Caroline VoogdEditor of the British Journal of School Nursing 'Approachable' Helen Ross is an executive board member of SAPHNA. She started school nursing in 1989 and has seen many changes since then. She and her team now spend 70% of their time on trying to protect children, which she says is the right thing to do following the cases of Baby P and Victoria Climbie,"School nurses are approachable and non-judgemental. We're in a position to be able to support young people - and they have a voice we must listen to." The Department of Health's new vision for school nursing wants to take this further by making nurses more visible and more relevant. It started with a promise last year to make it easier to contact school nurses, by texting them to make appointments. Now 300 young people will be chosen to help shape the services which school nurses provide. Nurse numbers Caroline Voogd, the editor of the British Journal of School Nursing, understands why this is important. "Visibility has been poor. Involving young people ensures that they know the school nurse exists." But it is still a small workforce. While there were 2,415 registered school nurses in England in 2008, according to the Nursing and Midwifery Council, numbers went down to 1,138 in May 2010 - then up again a little to 1,216 by the end of 2012. Even if services are as made as efficient as possible, Voogd believes there should still be more qualified school nurses. "You can increase performance and productivity but that only goes so far. School nurses can play a massive part in public health but there need to be more of them."
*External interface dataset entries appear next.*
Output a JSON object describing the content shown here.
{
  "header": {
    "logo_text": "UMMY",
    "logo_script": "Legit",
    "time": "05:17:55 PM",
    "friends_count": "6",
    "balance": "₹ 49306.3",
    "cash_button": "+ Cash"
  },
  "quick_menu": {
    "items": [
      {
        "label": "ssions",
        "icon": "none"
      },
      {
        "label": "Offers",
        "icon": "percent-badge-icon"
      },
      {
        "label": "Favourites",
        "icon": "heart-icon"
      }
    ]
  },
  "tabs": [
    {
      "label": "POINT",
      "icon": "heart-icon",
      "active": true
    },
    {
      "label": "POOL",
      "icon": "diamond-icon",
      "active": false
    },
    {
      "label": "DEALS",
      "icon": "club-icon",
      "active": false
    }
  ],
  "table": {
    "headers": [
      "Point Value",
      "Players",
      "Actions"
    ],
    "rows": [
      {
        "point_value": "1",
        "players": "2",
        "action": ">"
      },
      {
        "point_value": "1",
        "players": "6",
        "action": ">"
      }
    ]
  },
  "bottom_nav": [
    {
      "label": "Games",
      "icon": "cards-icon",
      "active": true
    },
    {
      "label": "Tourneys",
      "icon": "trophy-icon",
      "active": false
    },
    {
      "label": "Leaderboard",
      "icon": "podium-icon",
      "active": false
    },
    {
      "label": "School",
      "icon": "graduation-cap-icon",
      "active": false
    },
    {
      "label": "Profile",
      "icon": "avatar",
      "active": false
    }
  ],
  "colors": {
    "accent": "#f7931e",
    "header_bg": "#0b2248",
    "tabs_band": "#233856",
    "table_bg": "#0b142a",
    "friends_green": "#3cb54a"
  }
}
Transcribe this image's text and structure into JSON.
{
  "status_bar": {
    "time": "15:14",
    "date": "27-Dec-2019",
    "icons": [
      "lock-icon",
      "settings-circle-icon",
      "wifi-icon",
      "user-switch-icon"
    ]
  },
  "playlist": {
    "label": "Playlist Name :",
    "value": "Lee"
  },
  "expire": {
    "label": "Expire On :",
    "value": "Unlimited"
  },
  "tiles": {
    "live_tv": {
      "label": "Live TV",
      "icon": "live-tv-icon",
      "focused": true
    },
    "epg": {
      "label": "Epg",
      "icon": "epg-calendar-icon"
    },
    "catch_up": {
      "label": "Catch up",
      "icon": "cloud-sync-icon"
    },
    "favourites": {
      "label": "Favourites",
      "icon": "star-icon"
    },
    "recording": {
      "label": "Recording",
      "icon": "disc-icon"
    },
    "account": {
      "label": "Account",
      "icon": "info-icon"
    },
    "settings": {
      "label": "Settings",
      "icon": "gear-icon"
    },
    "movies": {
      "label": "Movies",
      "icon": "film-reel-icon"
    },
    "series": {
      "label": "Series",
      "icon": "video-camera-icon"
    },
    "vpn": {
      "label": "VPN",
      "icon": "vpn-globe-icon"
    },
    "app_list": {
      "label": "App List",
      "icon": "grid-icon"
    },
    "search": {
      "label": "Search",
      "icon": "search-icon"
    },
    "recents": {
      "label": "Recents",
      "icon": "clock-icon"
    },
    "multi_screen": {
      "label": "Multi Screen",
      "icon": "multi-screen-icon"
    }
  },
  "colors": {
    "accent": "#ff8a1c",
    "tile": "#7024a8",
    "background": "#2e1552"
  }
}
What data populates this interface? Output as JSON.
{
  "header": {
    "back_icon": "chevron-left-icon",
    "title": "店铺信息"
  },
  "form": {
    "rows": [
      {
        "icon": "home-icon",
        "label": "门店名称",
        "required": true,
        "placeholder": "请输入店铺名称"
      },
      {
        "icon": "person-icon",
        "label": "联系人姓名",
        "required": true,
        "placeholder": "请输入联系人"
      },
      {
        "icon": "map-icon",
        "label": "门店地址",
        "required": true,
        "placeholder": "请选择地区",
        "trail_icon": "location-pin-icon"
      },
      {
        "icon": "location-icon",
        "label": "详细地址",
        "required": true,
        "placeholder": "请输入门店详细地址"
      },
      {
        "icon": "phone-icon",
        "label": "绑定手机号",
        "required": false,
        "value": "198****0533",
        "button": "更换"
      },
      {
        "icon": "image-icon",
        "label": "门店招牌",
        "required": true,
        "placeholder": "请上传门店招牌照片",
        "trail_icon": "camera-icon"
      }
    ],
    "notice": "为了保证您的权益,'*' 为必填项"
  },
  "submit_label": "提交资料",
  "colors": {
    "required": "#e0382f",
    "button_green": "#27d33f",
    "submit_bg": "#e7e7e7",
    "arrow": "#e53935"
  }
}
Some might think that school nurse is an easy job but it is not. School nurses save lives, increase student attendance and decrease early dismissals. Here's what school nurses do. They:

are the first line of defense against epidemics and disease outbreaks, monitoring the health of the overall population and connecting with public health officials; are the first responders to critical incidents on school property; provide direct health services for students; identify threats to health in the school community (peanut butter, dogs, traffic, broken equipment and facilities, bullies, lack of clean water or hand soap) and work to elimate those problems as a cause of ill health; provide leadership for the provision of health services, health policies and programs; provide a critical safety net for the most fragile students; provide screening and referral for health conditions such as vision, hearing; promote a healthy school environment; enable children with chronic health conditions to attend school; promote student health and learning;